Computer and Scanner

Digitizing Photographic History

Your historical society or library might want to host an open house so that people can bring in historic photographs and have them digitally scanned. As payoff for these people, you can offer them a high resolution scan to be held at the historical society to insure against loss or damage of the original, and a high resolution photograph and electronic file of their documents for giving to their friends and relations.

Objective: to set up the hardware for a town’s historic scanning party

Equipment needed:
Scanners are relatively inexpensive: a letter-sized scanner capable of 1200 dpi resolution is often less than $100, and an 11 ” x 18″ scanner is about $150. For any serious work in local history, a scanner is a must. If you need to buy a scanner, check with your preferred computer store or call MacConnection (800-800-2222) or PCConnection (800-800-5555).

Hooking up a scanner

USB B - Square

USB B – Square

USB A - Rectangle or Flat side

USB A – Rectangle or Flat side

Nearly all flatbed scanners use a USB cable: the scanner will have a square USB connection, and the computer has the common flat end USB.

Plug the cable into the scanner and the other end into the computer. Naturally, plug the scanner electrically into an outlet.

There are a number of pages on this site that cover file formats, resolution, etc. The purpose of this page, however, is for you to glance at a photo for scanning, make a quick estimate of the longer dimension, and scan the piece at a resolution suitable for that dimension.

  • scan any item or photo with a dimension of 8 inches or larger at 400 dpi
  • scan any item or photo with a dimension between 5 and 8 inches at 800 dpi
  • scan any item or photo with a dimension of less than 5 inches at 1200 dpi

Supporting data
Your file-keeping skills are essential for cataloging your photographic efforts, and these records are called metadata. See Inputting Information for details on metadata.

Gerry Stoner

Gerry Stoner
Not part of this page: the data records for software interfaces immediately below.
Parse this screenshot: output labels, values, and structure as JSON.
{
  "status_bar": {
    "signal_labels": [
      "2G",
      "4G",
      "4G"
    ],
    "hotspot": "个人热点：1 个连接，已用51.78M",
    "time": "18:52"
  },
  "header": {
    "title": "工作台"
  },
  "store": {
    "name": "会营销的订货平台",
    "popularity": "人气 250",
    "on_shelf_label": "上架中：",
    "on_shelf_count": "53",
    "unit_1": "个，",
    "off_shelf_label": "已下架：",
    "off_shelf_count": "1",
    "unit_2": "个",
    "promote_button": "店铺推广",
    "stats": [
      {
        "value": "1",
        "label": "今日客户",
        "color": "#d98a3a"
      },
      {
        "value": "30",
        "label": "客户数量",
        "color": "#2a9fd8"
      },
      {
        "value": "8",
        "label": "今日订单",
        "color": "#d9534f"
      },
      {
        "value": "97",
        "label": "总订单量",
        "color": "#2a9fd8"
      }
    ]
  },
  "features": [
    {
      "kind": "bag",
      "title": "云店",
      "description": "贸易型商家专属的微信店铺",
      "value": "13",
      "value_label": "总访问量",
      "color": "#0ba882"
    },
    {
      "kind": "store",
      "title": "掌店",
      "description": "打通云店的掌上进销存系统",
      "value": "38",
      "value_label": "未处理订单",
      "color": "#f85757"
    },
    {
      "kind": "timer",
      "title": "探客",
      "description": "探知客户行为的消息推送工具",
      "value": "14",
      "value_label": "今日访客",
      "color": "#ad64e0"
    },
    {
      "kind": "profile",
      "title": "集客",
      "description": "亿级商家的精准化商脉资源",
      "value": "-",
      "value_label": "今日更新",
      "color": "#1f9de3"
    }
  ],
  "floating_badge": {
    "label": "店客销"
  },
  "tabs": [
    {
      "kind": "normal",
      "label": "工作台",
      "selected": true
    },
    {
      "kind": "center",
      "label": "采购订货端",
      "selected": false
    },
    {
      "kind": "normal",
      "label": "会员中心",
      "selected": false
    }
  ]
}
This article is one of several to help you document local history. Other articles will help you convert your interviews, documents, pictures, and artifacts into documentation of your local history that can be shared with your community.